THE DATA —
((

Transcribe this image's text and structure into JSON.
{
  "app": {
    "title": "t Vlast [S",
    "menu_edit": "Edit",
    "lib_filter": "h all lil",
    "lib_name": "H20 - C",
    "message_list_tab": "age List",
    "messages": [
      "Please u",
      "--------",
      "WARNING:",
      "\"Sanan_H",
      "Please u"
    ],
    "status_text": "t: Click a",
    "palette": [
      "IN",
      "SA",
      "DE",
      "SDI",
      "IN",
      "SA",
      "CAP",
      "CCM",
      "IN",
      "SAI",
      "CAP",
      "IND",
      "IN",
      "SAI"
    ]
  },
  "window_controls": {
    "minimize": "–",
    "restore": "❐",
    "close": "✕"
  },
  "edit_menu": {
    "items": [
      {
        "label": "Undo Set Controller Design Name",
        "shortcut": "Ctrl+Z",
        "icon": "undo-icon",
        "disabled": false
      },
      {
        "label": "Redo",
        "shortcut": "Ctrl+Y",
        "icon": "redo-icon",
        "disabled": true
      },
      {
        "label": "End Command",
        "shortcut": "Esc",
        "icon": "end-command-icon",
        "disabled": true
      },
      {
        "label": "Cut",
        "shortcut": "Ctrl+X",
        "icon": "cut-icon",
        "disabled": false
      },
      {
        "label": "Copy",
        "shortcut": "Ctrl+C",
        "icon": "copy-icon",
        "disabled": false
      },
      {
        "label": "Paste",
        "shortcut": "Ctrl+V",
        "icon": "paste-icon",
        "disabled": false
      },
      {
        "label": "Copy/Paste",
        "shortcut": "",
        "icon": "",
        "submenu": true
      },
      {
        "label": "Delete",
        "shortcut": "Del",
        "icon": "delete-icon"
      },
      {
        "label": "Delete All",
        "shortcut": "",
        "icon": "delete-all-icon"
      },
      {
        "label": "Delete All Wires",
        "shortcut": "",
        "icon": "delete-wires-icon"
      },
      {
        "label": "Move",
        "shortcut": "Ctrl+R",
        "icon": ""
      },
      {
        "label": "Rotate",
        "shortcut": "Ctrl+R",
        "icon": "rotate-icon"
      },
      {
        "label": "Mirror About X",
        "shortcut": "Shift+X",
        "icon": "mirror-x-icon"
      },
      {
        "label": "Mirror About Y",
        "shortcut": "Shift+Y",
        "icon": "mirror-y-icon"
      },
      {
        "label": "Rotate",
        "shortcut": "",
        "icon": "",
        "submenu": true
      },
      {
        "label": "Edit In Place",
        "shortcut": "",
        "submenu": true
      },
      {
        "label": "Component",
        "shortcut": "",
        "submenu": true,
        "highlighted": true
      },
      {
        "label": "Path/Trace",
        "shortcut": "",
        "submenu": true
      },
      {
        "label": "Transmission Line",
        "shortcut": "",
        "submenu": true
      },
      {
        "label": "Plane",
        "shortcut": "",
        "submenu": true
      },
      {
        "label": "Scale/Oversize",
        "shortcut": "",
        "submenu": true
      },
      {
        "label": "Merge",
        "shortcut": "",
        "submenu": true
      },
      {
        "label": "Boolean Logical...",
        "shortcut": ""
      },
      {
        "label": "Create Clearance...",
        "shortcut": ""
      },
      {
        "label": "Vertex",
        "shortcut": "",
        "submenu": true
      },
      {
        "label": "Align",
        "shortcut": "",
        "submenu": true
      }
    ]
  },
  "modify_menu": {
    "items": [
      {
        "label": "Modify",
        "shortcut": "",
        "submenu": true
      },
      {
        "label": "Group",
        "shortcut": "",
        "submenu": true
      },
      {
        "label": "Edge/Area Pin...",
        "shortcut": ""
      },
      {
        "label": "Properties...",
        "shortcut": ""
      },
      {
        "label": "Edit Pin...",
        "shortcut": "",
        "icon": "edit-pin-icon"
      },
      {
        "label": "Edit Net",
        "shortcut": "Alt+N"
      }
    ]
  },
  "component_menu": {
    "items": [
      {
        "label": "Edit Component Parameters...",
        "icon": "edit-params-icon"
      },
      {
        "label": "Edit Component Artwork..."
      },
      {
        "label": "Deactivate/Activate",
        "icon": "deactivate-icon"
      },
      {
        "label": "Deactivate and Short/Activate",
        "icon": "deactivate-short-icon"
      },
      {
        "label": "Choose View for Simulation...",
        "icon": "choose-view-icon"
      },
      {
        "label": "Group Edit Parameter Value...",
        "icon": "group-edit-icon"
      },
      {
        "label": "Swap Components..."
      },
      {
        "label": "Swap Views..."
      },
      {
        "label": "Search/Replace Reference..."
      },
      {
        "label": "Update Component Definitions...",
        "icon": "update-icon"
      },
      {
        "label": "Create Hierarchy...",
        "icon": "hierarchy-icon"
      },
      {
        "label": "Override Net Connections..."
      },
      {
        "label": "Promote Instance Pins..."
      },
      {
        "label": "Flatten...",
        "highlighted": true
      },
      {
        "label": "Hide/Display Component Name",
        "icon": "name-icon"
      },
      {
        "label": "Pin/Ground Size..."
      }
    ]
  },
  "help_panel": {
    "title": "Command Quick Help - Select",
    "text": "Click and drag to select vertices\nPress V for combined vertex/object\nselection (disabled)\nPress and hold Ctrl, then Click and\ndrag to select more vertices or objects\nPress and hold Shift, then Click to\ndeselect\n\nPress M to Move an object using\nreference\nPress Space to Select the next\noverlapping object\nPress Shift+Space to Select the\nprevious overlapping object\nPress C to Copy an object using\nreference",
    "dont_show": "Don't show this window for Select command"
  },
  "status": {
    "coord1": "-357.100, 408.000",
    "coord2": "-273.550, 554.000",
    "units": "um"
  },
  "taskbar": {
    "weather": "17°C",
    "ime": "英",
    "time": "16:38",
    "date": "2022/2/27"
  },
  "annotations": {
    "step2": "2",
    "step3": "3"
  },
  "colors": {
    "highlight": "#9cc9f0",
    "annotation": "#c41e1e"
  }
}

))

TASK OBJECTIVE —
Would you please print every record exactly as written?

RESULT OF THIS TASK —
Transcribe this image's text and structure into JSON.
{
  "app": {
    "title": "t Vlast [S",
    "menu_edit": "Edit",
    "lib_filter": "h all lil",
    "lib_name": "H20 - C",
    "message_list_tab": "age List",
    "messages": [
      "Please u",
      "--------",
      "WARNING:",
      "\"Sanan_H",
      "Please u"
    ],
    "status_text": "t: Click a",
    "palette": [
      "IN",
      "SA",
      "DE",
      "SDI",
      "IN",
      "SA",
      "CAP",
      "CCM",
      "IN",
      "SAI",
      "CAP",
      "IND",
      "IN",
      "SAI"
    ]
  },
  "window_controls": {
    "minimize": "–",
    "restore": "❐",
    "close": "✕"
  },
  "edit_menu": {
    "items": [
      {
        "label": "Undo Set Controller Design Name",
        "shortcut": "Ctrl+Z",
        "icon": "undo-icon",
        "disabled": false
      },
      {
        "label": "Redo",
        "shortcut": "Ctrl+Y",
        "icon": "redo-icon",
        "disabled": true
      },
      {
        "label": "End Command",
        "shortcut": "Esc",
        "icon": "end-command-icon",
        "disabled": true
      },
      {
        "label": "Cut",
        "shortcut": "Ctrl+X",
        "icon": "cut-icon",
        "disabled": false
      },
      {
        "label": "Copy",
        "shortcut": "Ctrl+C",
        "icon": "copy-icon",
        "disabled": false
      },
      {
        "label": "Paste",
        "shortcut": "Ctrl+V",
        "icon": "paste-icon",
        "disabled": false
      },
      {
        "label": "Copy/Paste",
        "shortcut": "",
        "icon": "",
        "submenu": true
      },
      {
        "label": "Delete",
        "shortcut": "Del",
        "icon": "delete-icon"
      },
      {
        "label": "Delete All",
        "shortcut": "",
        "icon": "delete-all-icon"
      },
      {
        "label": "Delete All Wires",
        "shortcut": "",
        "icon": "delete-wires-icon"
      },
      {
        "label": "Move",
        "shortcut": "Ctrl+R",
        "icon": ""
      },
      {
        "label": "Rotate",
        "shortcut": "Ctrl+R",
        "icon": "rotate-icon"
      },
      {
        "label": "Mirror About X",
        "shortcut": "Shift+X",
        "icon": "mirror-x-icon"
      },
      {
        "label": "Mirror About Y",
        "shortcut": "Shift+Y",
        "icon": "mirror-y-icon"
      },
      {
        "label": "Rotate",
        "shortcut": "",
        "icon": "",
        "submenu": true
      },
      {
        "label": "Edit In Place",
        "shortcut": "",
        "submenu": true
      },
      {
        "label": "Component",
        "shortcut": "",
        "submenu": true,
        "highlighted": true
      },
      {
        "label": "Path/Trace",
        "shortcut": "",
        "submenu": true
      },
      {
        "label": "Transmission Line",
        "shortcut": "",
        "submenu": true
      },
      {
        "label": "Plane",
        "shortcut": "",
        "submenu": true
      },
      {
        "label": "Scale/Oversize",
        "shortcut": "",
        "submenu": true
      },
      {
        "label": "Merge",
        "shortcut": "",
        "submenu": true
      },
      {
        "label": "Boolean Logical...",
        "shortcut": ""
      },
      {
        "label": "Create Clearance...",
        "shortcut": ""
      },
      {
        "label": "Vertex",
        "shortcut": "",
        "submenu": true
      },
      {
        "label": "Align",
        "shortcut": "",
        "submenu": true
      }
    ]
  },
  "modify_menu": {
    "items": [
      {
        "label": "Modify",
        "shortcut": "",
        "submenu": true
      },
      {
        "label": "Group",
        "shortcut": "",
        "submenu": true
      },
      {
        "label": "Edge/Area Pin...",
        "shortcut": ""
      },
      {
        "label": "Properties...",
        "shortcut": ""
      },
      {
        "label": "Edit Pin...",
        "shortcut": "",
        "icon": "edit-pin-icon"
      },
      {
        "label": "Edit Net",
        "shortcut": "Alt+N"
      }
    ]
  },
  "component_menu": {
    "items": [
      {
        "label": "Edit Component Parameters...",
        "icon": "edit-params-icon"
      },
      {
        "label": "Edit Component Artwork..."
      },
      {
        "label": "Deactivate/Activate",
        "icon": "deactivate-icon"
      },
      {
        "label": "Deactivate and Short/Activate",
        "icon": "deactivate-short-icon"
      },
      {
        "label": "Choose View for Simulation...",
        "icon": "choose-view-icon"
      },
      {
        "label": "Group Edit Parameter Value...",
        "icon": "group-edit-icon"
      },
      {
        "label": "Swap Components..."
      },
      {
        "label": "Swap Views..."
      },
      {
        "label": "Search/Replace Reference..."
      },
      {
        "label": "Update Component Definitions...",
        "icon": "update-icon"
      },
      {
        "label": "Create Hierarchy...",
        "icon": "hierarchy-icon"
      },
      {
        "label": "Override Net Connections..."
      },
      {
        "label": "Promote Instance Pins..."
      },
      {
        "label": "Flatten...",
        "highlighted": true
      },
      {
        "label": "Hide/Display Component Name",
        "icon": "name-icon"
      },
      {
        "label": "Pin/Ground Size..."
      }
    ]
  },
  "help_panel": {
    "title": "Command Quick Help - Select",
    "text": "Click and drag to select vertices\nPress V for combined vertex/object\nselection (disabled)\nPress and hold Ctrl, then Click and\ndrag to select more vertices or objects\nPress and hold Shift, then Click to\ndeselect\n\nPress M to Move an object using\nreference\nPress Space to Select the next\noverlapping object\nPress Shift+Space to Select the\nprevious overlapping object\nPress C to Copy an object using\nreference",
    "dont_show": "Don't show this window for Select command"
  },
  "status": {
    "coord1": "-357.100, 408.000",
    "coord2": "-273.550, 554.000",
    "units": "um"
  },
  "taskbar": {
    "weather": "17°C",
    "ime": "英",
    "time": "16:38",
    "date": "2022/2/27"
  },
  "annotations": {
    "step2": "2",
    "step3": "3"
  },
  "colors": {
    "highlight": "#9cc9f0",
    "annotation": "#c41e1e"
  }
}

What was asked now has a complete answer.